[SUPPLIED ENTRIES Boundary: Start]

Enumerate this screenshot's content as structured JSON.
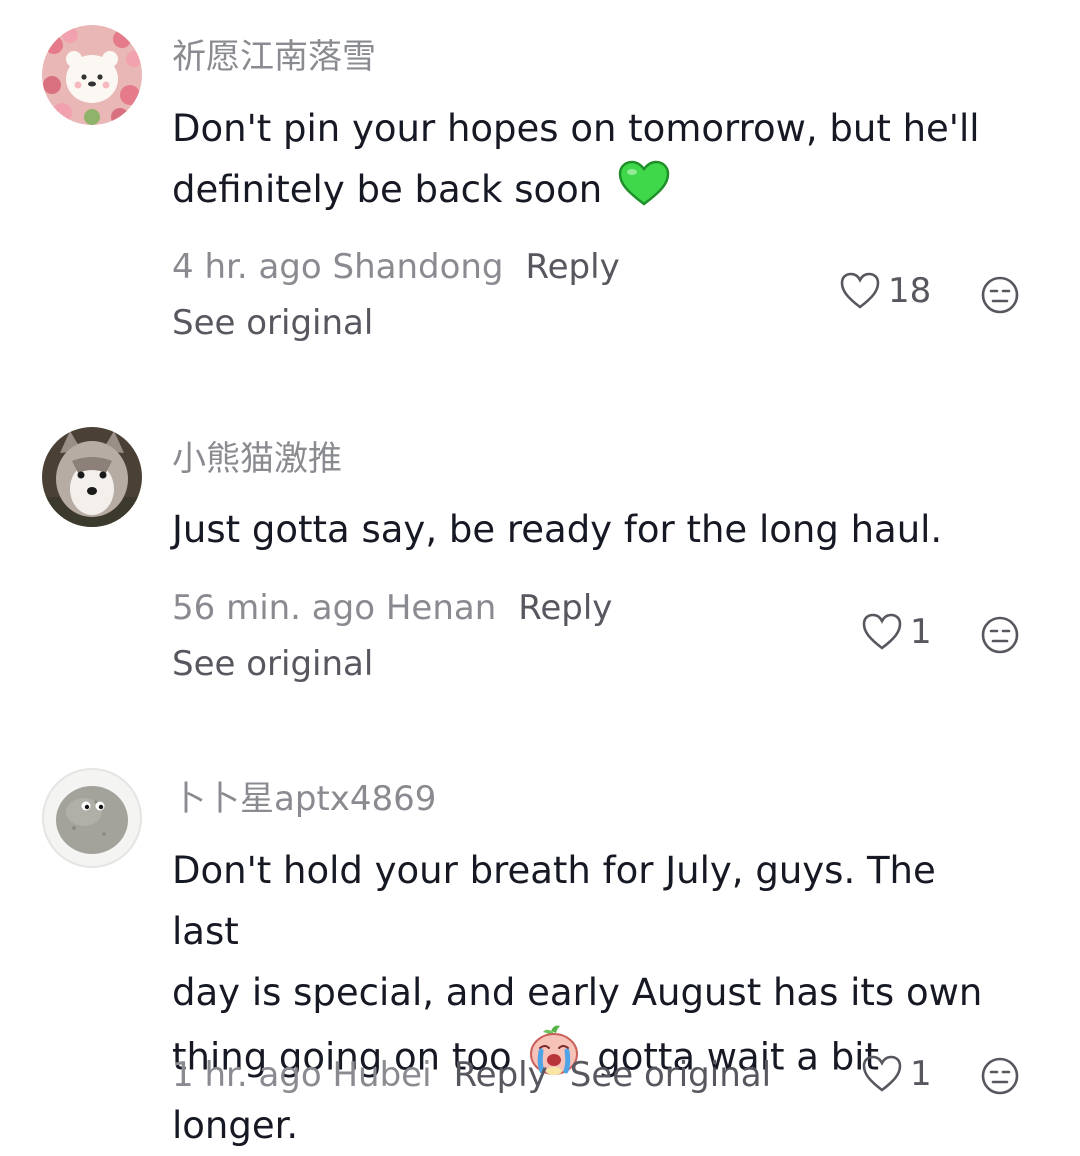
{
  "comments": [
    {
      "username": "祈愿江南落雪",
      "text_line1": "Don't pin your hopes on tomorrow, but he'll",
      "text_line2": "definitely be back soon",
      "emoji": "green-heart-emoji",
      "time_location": "4 hr. ago Shandong",
      "reply": "Reply",
      "see_original": "See original",
      "likes": "18"
    },
    {
      "username": "小熊猫激推",
      "text_line1": "Just gotta say, be ready for the long haul.",
      "time_location": "56 min. ago Henan",
      "reply": "Reply",
      "see_original": "See original",
      "likes": "1"
    },
    {
      "username": "卜卜星aptx4869",
      "text_line1": "Don't hold your breath for July, guys. The last",
      "text_line2": "day is special, and early August has its own",
      "text_line3a": "thing going on too",
      "text_line3b": "gotta wait a bit longer.",
      "emoji": "crying-peach-emoji",
      "time_location": "1 hr. ago Hubei",
      "reply": "Reply",
      "see_original": "See original",
      "likes": "1"
    }
  ],
  "colors": {
    "text_primary": "#161823",
    "text_secondary": "#8a8b91",
    "action": "#57585f",
    "green_heart": "#3fd84a"
  }
}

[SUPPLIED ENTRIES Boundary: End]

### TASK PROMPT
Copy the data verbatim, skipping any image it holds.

### TASK ANSWER
Enumerate this screenshot's content as structured JSON.
{
  "comments": [
    {
      "username": "祈愿江南落雪",
      "text_line1": "Don't pin your hopes on tomorrow, but he'll",
      "text_line2": "definitely be back soon",
      "emoji": "green-heart-emoji",
      "time_location": "4 hr. ago Shandong",
      "reply": "Reply",
      "see_original": "See original",
      "likes": "18"
    },
    {
      "username": "小熊猫激推",
      "text_line1": "Just gotta say, be ready for the long haul.",
      "time_location": "56 min. ago Henan",
      "reply": "Reply",
      "see_original": "See original",
      "likes": "1"
    },
    {
      "username": "卜卜星aptx4869",
      "text_line1": "Don't hold your breath for July, guys. The last",
      "text_line2": "day is special, and early August has its own",
      "text_line3a": "thing going on too",
      "text_line3b": "gotta wait a bit longer.",
      "emoji": "crying-peach-emoji",
      "time_location": "1 hr. ago Hubei",
      "reply": "Reply",
      "see_original": "See original",
      "likes": "1"
    }
  ],
  "colors": {
    "text_primary": "#161823",
    "text_secondary": "#8a8b91",
    "action": "#57585f",
    "green_heart": "#3fd84a"
  }
}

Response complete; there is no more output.